By now you all know how the infinite draw and mana combo works, so here are some other synergies and combos with the deck:

Infinite life: Some post board games you may find yourself with the infinite mana combo on the table, but no four power guy or Eidolon of Blossoms to have a draw engine. If you have a Nylea’s Disciple then that’s no problem! Use your infinate mana loop then use the Temur Sabertooth to repeatedly return the Nylea’s Disciple to hand to gain infinite life.

The X factor: Again you may be working towards a board state where you will have infinite mana but no card drawing engine. Don’t forget that you can sink that infinite mana into Crater’s Claws. I know it sounds basic but you can easily get too focused on the drawing the whole combo and forget about it.

Plague wind: The last of the mana sinks for infinite mana is Polukranos, World Eater. Just be careful not to play this into a removal spell.

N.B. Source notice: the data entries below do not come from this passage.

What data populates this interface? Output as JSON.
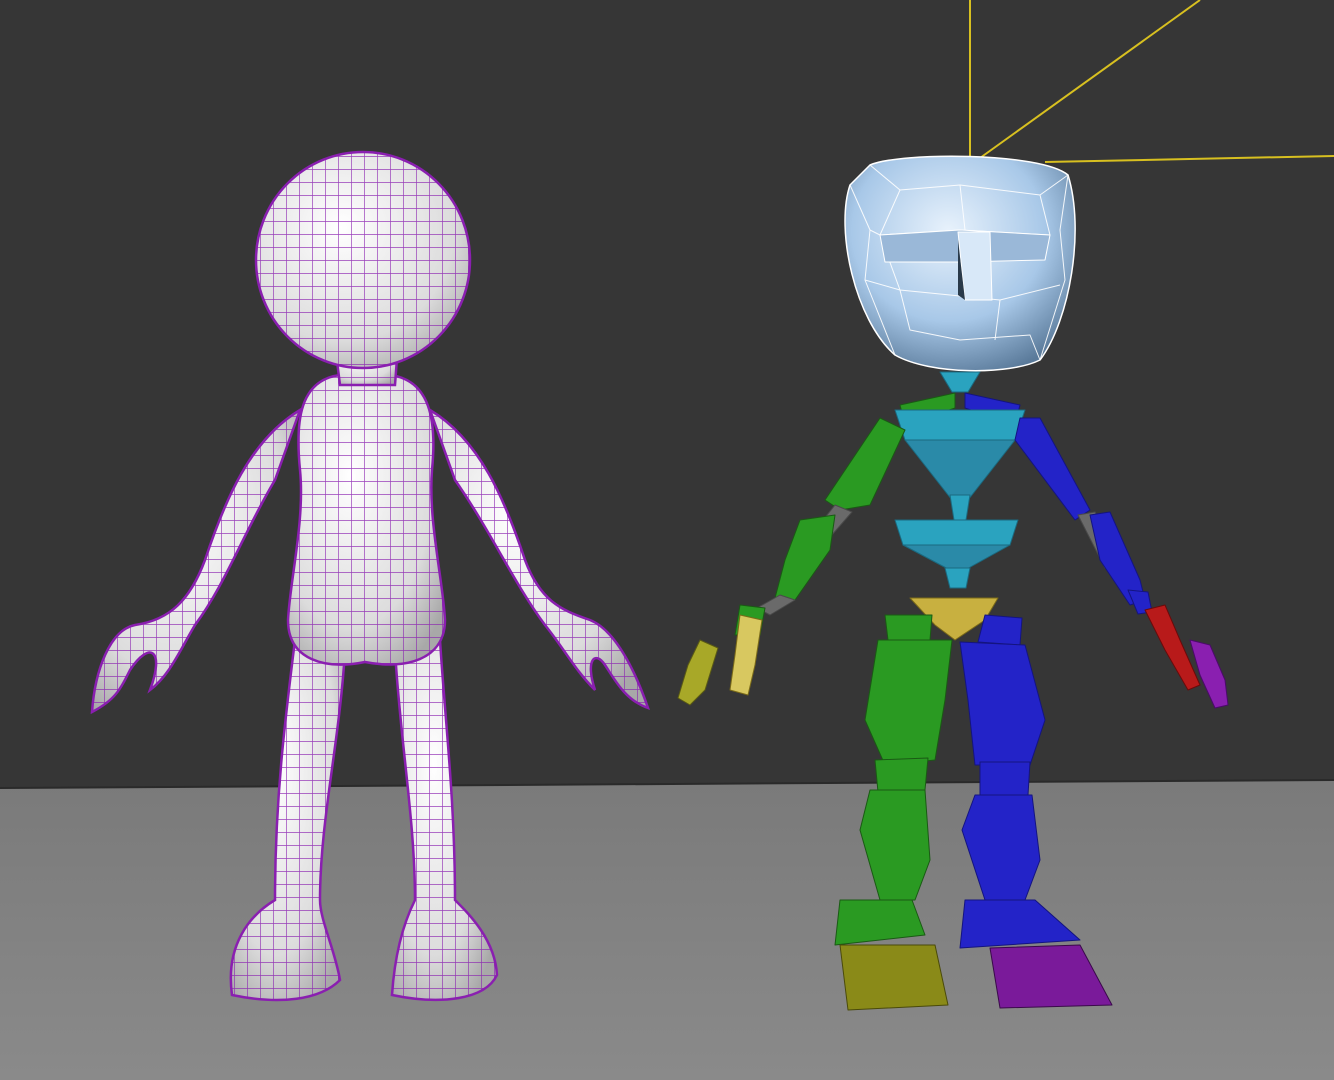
{
  "viewport": {
    "background_color": "#363636",
    "floor_color": "#808080",
    "horizon_color": "#2a2a2a"
  },
  "objects": {
    "character_mesh": {
      "type": "wireframe-mesh",
      "shading": "white-with-purple-wires",
      "wire_color": "#8a1fb0",
      "fill_color": "#efefef"
    },
    "biped_rig": {
      "type": "skeleton",
      "head_color": "#a8c8e8",
      "spine_color": "#2aa3bf",
      "left_side_color": "#2a9a22",
      "right_side_color": "#2323c8",
      "pelvis_color": "#c8b040",
      "left_finger_color": "#d8c860",
      "left_thumb_color": "#a8a828",
      "right_finger_color": "#b81a1a",
      "right_thumb_color": "#8a1fb0",
      "left_foot_color": "#8a8a18",
      "right_foot_color": "#7a1a9a"
    },
    "light_lines": {
      "color": "#d8c020"
    }
  }
}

The other draw engine: Sometimes you get draws of just small guys and Temur Ascendancy. If you have an Eidolon of Blossoms it’s important to play it before your Ascendancy so you can get the constellation trigger from the Eidolon when you play the Ascendancy to help dig to the combo. A pretty sweet play is when you play a Boon Satyr with an Ascendancy and Eidolon on the table and draw two cards.

The bouncing hydra: A line I like to take in midrange match ups is if I have eight mana and a Temur Saberbooth on the table, is to play a Genesis Hydra where X is 4 leaving two mana open. It can get you any card that it flips over as the main deck is all four casting cost or less, and we have two mana left to return it to our hand with the Sabertooth so we can cast it again each turn until we get too far ahead for them to catch up. This same trick works with Eidolon of Blossoms to draw an extra card a turn for two mana less.

I personally feel like this is a tier one deck in Standard right now, and it’s not even close to being fully explored. This will be my deck for the next three months, I will be writing about it and streaming the evolution of it for that whole time. All feedback and comments are appreciated, so feel free to leave them along. Now I am off to dance with the savages!

Until next time,

Matt Mealing